What is required: State the number of lines in the following data that contain the string "JSON", and nothing else.

Records for this task:
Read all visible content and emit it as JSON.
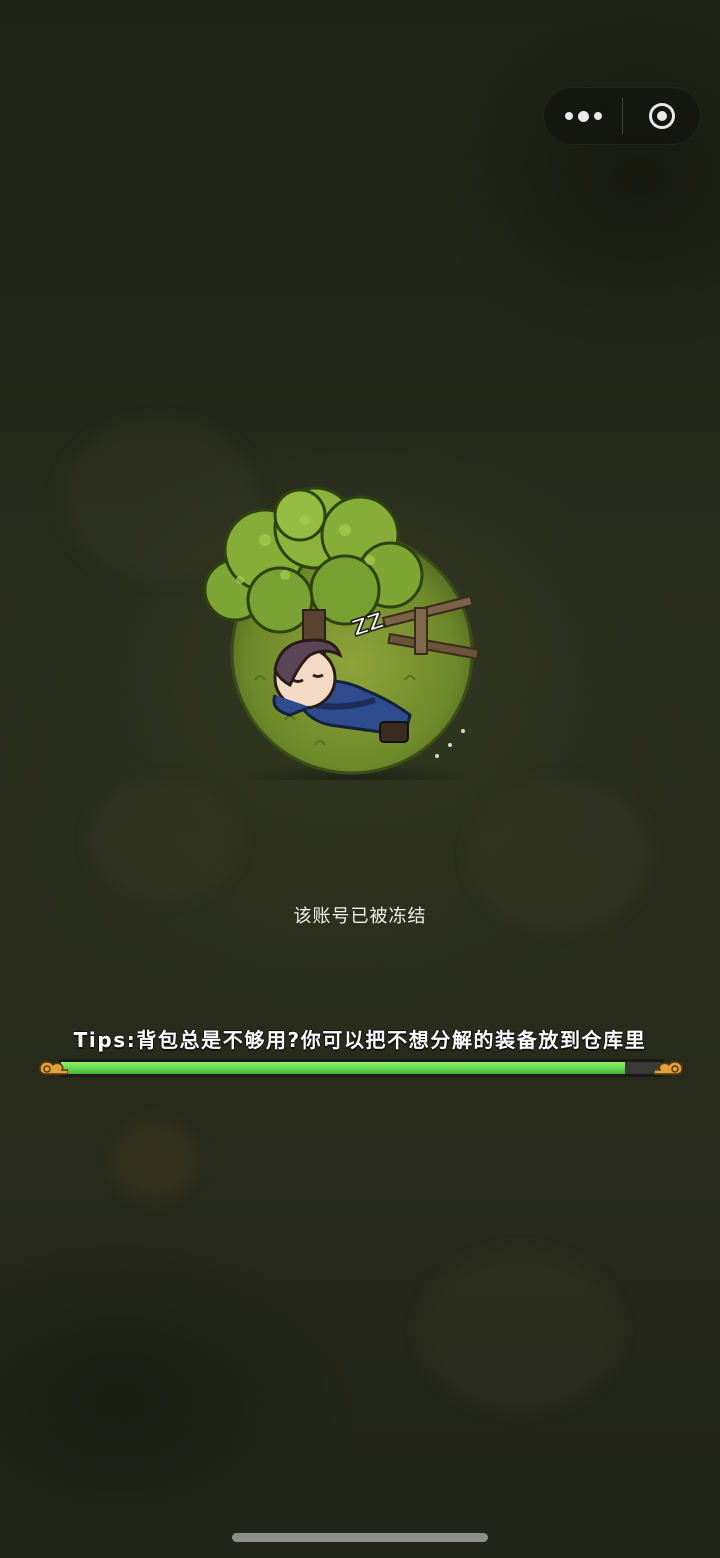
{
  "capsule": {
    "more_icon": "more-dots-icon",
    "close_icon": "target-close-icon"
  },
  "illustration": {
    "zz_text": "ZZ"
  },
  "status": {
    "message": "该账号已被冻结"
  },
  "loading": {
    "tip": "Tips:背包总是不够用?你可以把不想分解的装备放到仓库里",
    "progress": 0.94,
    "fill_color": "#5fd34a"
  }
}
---
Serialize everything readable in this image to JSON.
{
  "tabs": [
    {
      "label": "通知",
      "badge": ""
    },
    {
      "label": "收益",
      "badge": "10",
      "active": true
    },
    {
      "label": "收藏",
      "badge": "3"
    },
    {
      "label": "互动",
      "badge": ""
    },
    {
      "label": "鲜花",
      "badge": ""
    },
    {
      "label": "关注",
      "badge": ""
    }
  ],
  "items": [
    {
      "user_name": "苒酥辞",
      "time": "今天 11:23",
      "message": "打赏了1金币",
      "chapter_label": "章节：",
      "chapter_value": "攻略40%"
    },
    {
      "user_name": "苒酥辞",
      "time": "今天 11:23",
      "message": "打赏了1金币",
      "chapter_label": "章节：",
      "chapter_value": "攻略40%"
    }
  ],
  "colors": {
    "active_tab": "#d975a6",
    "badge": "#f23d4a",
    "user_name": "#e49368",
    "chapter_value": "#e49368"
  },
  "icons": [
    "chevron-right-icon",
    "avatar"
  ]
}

Result of this exercise: 2